* The profiteering CROW: In the Polcolor factory the Crow's social commission distributed 15,000 jars of mayonnaise to the crew, at a price of 25 zlotys each (regular retail price is 23 zl. a jar). The difference, i.e. 30,000 zl. was supposed to cover the cost of transporting mayonnaise from Piaseczno to the factory, a distance of 1 mile. The organizers of this 'action' were already standing in line to pick up their 'remuneration,' when the management stopped the payments. It is unclear whether the 'social commission' feared losing face, or got scared of the consequences. [INFOSOL #37, March 30, 1982]
* The CROW against the 'skylarks:' From the speech of W. Loranc, President of the State Committee of Radio and TV, at a meeting with journalists: 'We cannot let ourselves believe that interned persons had good intentions. Like skylarks, they will tweet about their good intentions, but those 40,000 Solidarity activists constitute a political lair. We must not allow them to return like heroes. Their heads must be bowed.' [MAZOWEEK #10, April 21, 1982]

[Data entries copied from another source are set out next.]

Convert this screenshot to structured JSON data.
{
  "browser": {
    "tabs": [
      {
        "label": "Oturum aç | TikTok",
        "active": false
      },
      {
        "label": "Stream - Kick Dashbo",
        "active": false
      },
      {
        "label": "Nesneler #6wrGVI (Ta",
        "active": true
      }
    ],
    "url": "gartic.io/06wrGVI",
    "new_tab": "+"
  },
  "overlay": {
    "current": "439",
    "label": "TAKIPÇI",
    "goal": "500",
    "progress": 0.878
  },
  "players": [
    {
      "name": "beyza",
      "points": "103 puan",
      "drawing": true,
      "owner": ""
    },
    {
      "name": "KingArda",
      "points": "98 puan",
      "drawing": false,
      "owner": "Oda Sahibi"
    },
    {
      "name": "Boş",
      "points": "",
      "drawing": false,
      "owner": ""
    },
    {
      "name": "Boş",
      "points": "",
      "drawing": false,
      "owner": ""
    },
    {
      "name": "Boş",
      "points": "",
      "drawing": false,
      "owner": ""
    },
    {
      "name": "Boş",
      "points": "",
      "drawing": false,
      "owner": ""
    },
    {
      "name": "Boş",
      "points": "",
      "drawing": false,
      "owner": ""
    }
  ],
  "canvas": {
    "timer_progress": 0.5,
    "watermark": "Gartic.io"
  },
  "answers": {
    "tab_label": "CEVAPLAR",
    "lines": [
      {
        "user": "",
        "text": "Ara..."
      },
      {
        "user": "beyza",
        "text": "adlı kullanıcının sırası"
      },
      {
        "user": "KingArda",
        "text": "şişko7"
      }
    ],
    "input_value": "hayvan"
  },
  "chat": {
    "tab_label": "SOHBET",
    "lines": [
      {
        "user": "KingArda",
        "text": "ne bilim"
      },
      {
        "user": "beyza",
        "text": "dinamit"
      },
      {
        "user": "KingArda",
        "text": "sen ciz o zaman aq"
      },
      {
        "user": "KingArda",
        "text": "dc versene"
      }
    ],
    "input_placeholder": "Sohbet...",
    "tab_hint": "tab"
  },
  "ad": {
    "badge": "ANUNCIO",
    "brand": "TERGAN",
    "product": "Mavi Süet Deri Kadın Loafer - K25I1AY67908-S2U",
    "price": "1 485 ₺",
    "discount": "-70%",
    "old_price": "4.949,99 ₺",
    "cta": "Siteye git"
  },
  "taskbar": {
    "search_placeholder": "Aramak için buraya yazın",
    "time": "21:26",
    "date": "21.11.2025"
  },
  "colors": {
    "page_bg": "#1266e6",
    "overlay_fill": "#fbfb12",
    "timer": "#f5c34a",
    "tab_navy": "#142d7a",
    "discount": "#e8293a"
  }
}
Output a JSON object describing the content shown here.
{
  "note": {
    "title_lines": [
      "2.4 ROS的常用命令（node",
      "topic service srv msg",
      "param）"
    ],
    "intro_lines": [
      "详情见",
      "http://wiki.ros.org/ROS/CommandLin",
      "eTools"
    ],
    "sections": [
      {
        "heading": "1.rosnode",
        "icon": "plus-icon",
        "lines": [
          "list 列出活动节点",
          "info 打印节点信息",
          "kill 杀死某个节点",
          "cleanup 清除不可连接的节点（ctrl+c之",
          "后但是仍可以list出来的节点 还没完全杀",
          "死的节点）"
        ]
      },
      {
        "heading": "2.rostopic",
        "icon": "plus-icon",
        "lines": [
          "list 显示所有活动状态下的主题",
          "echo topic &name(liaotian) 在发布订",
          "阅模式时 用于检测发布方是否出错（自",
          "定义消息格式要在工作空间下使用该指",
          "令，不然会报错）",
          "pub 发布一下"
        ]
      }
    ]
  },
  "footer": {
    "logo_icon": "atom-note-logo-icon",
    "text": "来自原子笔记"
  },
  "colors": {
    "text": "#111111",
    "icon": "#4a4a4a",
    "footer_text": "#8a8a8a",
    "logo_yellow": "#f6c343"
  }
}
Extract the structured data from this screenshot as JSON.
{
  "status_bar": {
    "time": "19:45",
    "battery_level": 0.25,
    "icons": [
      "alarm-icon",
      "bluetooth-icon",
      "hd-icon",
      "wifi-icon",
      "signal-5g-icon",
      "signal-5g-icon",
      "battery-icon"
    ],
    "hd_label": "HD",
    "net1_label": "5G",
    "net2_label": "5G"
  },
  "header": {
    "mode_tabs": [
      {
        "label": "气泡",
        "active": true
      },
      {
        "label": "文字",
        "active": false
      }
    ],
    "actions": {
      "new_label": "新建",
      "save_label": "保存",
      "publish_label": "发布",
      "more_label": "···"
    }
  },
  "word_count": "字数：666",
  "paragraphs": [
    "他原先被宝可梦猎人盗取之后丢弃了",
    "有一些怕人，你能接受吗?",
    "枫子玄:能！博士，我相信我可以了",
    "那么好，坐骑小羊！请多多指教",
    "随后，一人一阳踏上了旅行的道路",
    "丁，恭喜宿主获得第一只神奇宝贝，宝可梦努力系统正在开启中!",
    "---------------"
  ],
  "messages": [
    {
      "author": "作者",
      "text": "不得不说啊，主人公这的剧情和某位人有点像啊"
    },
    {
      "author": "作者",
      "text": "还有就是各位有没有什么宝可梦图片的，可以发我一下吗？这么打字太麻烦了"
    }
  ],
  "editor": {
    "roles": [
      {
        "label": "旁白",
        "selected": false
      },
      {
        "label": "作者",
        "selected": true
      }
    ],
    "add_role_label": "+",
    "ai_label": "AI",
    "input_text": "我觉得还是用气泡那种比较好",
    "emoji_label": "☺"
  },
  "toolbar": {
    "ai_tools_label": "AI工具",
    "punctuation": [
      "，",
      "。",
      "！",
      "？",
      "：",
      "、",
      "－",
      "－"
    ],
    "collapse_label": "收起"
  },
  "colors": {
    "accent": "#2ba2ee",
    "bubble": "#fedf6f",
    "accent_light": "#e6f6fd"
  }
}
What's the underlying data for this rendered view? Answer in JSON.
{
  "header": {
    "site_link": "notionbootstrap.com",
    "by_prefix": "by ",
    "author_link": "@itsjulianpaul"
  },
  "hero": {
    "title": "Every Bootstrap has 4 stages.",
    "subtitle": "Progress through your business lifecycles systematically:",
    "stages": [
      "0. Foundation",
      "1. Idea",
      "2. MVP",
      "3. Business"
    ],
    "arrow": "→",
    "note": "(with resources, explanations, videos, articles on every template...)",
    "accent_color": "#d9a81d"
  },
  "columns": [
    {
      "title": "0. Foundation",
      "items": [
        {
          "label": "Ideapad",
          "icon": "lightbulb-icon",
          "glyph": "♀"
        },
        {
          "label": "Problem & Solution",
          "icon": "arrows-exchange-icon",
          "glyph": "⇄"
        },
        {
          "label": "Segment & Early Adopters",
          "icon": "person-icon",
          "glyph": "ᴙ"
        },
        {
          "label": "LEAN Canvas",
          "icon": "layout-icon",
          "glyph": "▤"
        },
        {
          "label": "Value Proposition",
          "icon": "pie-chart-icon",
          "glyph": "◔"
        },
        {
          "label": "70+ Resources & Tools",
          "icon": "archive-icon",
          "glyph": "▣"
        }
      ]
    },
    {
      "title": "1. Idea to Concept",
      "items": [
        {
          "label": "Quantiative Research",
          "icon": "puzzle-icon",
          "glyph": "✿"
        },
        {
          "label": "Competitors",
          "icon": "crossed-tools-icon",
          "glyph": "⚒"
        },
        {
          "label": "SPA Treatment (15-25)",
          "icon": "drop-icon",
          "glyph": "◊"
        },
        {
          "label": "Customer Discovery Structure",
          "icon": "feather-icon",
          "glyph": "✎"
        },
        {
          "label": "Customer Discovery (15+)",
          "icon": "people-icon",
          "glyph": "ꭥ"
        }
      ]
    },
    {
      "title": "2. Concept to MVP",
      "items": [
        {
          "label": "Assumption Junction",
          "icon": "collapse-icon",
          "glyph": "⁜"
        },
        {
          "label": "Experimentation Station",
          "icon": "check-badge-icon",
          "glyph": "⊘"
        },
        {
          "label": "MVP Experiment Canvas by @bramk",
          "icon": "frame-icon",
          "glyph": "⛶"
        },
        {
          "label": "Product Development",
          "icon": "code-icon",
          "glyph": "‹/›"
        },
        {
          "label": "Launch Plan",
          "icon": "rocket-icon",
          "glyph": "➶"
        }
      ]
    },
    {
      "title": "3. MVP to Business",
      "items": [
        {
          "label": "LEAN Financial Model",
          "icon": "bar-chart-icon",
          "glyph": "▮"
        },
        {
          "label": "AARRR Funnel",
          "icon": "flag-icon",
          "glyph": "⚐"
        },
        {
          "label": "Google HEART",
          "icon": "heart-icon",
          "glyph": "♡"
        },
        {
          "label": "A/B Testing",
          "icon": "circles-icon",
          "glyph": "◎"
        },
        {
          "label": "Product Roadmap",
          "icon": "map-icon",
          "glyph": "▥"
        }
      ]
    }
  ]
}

* The CROW guards the Red Star: A special guard was organized at the Warsaw Steelworks to protect the Red Star emblem, which was 'desecrated' several times after December 13th. The star is now illuminated with searchlights, and armed soldiers guard it around the clock. [MAZOWEEK #10]